Brenda Stevenson’s 2023 Prothero Lecture: video available

28 July 2023

The video of this year’s Royal Historical Society Prothero Lecture is now available. The 2023 lecture — ‘To Do and Be Undone: Enslaved Black Life, Courtship, and Marriage in the Antebellum South’ — was delivered on 5 July by Brenda E. Stevenson, Hillary Rodham Clinton Professor of Women’s History at Oxford University.
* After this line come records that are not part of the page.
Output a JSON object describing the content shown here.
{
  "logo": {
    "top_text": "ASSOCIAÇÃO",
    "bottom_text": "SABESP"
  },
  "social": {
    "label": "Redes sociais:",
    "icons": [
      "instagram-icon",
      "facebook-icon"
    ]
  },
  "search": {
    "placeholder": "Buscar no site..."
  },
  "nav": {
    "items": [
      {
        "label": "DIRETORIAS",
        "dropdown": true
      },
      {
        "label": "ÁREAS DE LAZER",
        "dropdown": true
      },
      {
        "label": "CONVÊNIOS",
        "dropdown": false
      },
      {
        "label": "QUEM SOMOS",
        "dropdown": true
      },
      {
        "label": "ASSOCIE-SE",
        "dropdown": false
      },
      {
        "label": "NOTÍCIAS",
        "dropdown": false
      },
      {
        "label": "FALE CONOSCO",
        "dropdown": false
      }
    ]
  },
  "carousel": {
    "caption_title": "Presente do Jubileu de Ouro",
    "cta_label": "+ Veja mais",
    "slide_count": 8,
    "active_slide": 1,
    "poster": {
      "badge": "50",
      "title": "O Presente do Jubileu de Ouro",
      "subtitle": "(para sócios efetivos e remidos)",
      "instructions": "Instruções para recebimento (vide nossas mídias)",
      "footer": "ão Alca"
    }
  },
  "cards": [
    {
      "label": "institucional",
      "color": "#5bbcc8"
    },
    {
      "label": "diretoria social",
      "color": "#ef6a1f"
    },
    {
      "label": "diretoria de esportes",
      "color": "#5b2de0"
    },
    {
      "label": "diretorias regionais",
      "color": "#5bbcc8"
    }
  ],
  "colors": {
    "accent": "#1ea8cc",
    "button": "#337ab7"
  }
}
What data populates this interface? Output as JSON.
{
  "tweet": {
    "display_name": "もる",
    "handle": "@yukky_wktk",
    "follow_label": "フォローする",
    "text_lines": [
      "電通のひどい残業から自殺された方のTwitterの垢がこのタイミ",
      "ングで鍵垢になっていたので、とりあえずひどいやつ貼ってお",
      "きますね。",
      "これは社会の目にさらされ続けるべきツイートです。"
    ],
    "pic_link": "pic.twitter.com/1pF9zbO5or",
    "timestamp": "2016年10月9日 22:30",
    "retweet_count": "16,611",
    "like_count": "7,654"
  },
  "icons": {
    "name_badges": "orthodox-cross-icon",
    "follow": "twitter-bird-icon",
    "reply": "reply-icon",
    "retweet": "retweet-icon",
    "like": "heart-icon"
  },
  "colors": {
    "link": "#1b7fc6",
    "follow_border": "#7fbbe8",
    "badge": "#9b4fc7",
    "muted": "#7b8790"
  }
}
Professor Stevenson’s lecture centres on the familial ideals and realities of enslaved Black people in the American South via their courtship and marriages, ritually and experientially. The trope of the missing Black family has lived large in the ambitious research designs of scholars, the critical imagination of the public, and the caustic decisions of policy makers. The reality, however, is that even through the pain and loss brought on by centuries of slavery and systemic racialised inequalities of all sorts, Black people wanted and were able to create family ties that fostered humanity, assured survival, and even undergird post-emancipation progress across the generations.

The lecture describes and analyses courtship/romantic attitudes and behaviours, the traits that adults desired and despised in a partner, the negotiations with family and captors regarding one’s choice for a spouse, and the various kinds of ceremonies (or not) that signified one’s marital commitments.

The Royal Historical Society’s annual Prothero Lecture is named for the historian George W. Prothero (1848-1922) who — as President of the Society between 1901-05 — played a significant role in the professionalisation of the historical discipline and the Society’s role in supporting the historical profession.

Prothero Lectures have been given annually since 1969. Previous Prothero lecturers include, among many others, Joanna Bourke, Linda Colley, Stefan Collini, Natalie Zemon Davis, Roy Foster, Olwen Hufton, Sujit Sivasundaram and Keith Thomas.